When Muhammad died in 632 without a male heir, Sunnis contended that the choice of a successor should fall to his closest companions, but Shi’a believed that God had inspired the Prophet to appoint his cousin and son-in-law, Ali, as leader. So began a schism that is nearly as old as Islam itself. Laurence Louër tells the story of this ancient rivalry, taking readers from the last days of Muhammad to the political and doctrinal clashes of Sunnis and Shi’a today.

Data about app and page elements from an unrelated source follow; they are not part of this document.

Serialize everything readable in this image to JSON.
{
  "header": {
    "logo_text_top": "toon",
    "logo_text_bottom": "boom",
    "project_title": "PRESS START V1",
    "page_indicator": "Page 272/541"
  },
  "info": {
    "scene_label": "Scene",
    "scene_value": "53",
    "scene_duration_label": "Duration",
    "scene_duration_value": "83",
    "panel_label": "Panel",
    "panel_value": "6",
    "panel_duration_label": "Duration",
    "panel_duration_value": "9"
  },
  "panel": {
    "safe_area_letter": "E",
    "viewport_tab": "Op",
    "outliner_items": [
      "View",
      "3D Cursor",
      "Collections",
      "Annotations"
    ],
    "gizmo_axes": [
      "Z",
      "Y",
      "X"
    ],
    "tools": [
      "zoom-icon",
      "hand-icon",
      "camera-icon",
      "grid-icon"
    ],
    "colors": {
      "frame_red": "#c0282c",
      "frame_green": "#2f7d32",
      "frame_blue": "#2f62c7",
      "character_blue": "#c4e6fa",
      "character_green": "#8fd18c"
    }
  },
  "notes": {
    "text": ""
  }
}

In a sweeping historical narrative spanning the Islamic world, Louër shows how the Sunni-Shi’a divide was never just a dispute over succession—at issue are questions about the very nature of Islamic political authority. She challenges the widespread perception of Sunnis and Shi’a as bitter enemies who are perpetually at war with each other, demonstrating how they have coexisted peacefully at various periods throughout the history of Islam. Louër traces how sectarian tensions have been inflamed or calmed depending on the political contingencies of the moment, whether to consolidate the rule of elites, assert clerical control over the state, or defy the powers that be.

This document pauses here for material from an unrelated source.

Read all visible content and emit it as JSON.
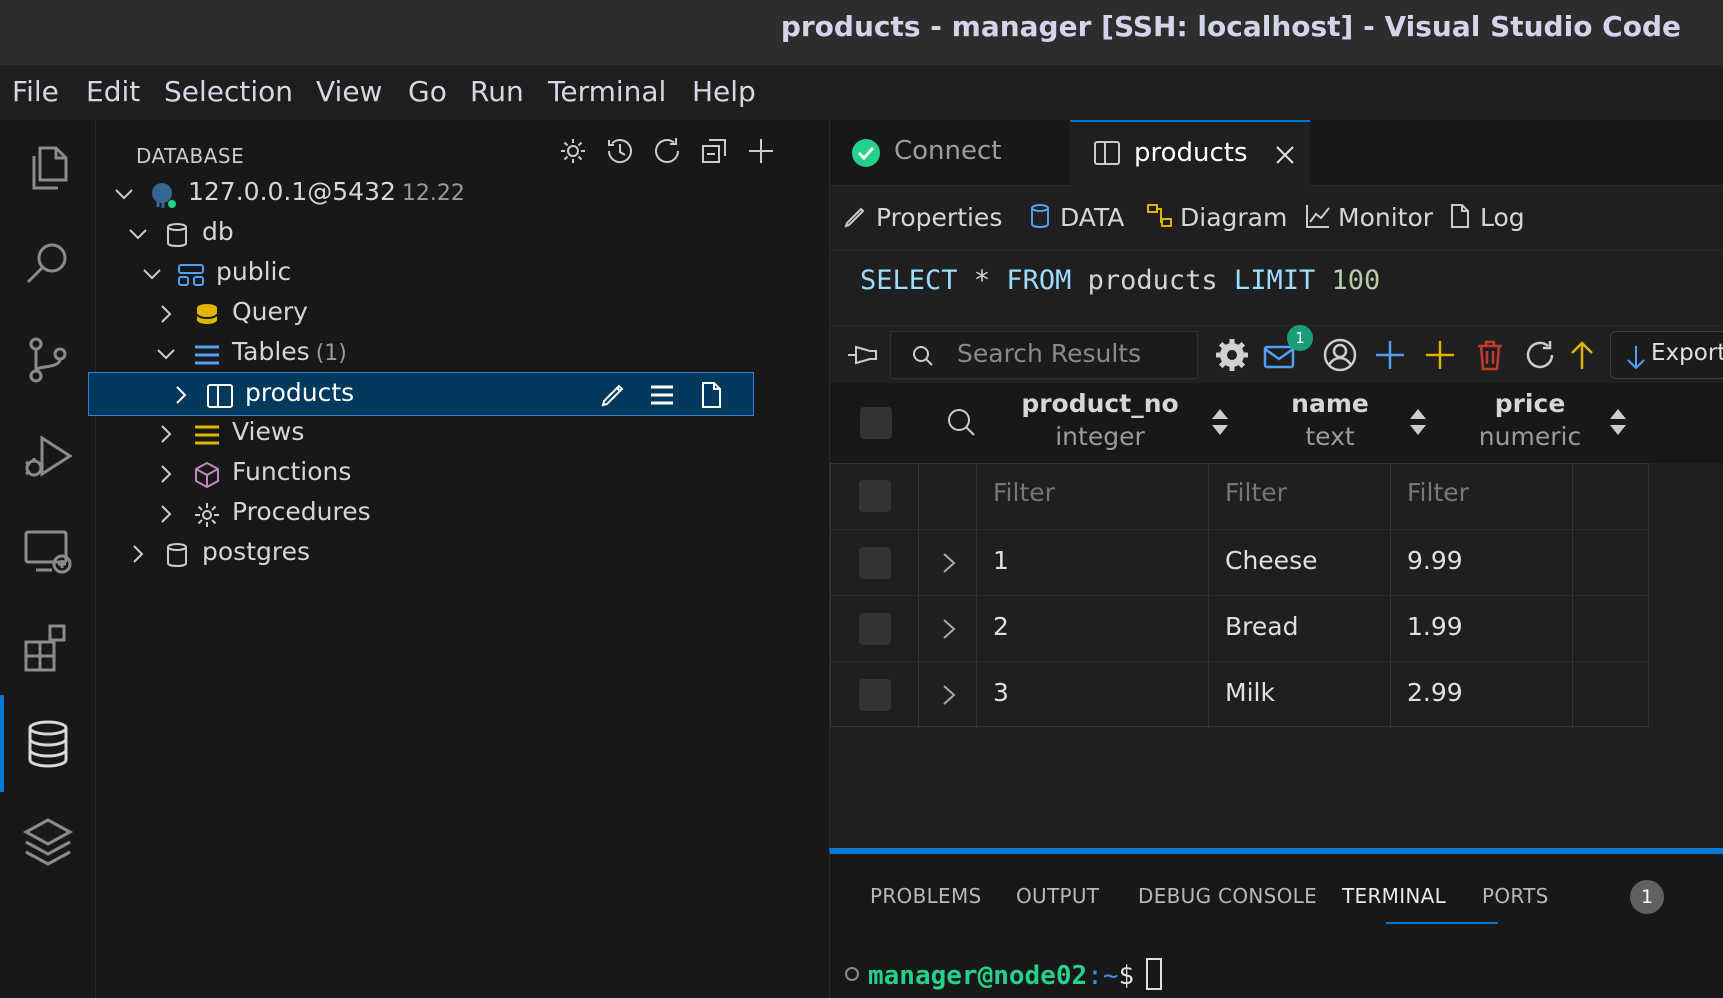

Timely and provocative, Sunnis and Shi’a provides needed perspective on the historical roots of today’s conflicts and reveals how both branches of Islam have influenced and emulated each other in unexpected ways. This compelling and accessible book also examines the diverse regional contexts of the Sunni-Shi’a divide, examining how it has shaped societies and politics in countries such as Iraq, Pakistan, Saudi Arabia, Iran, Yemen, and Lebanon.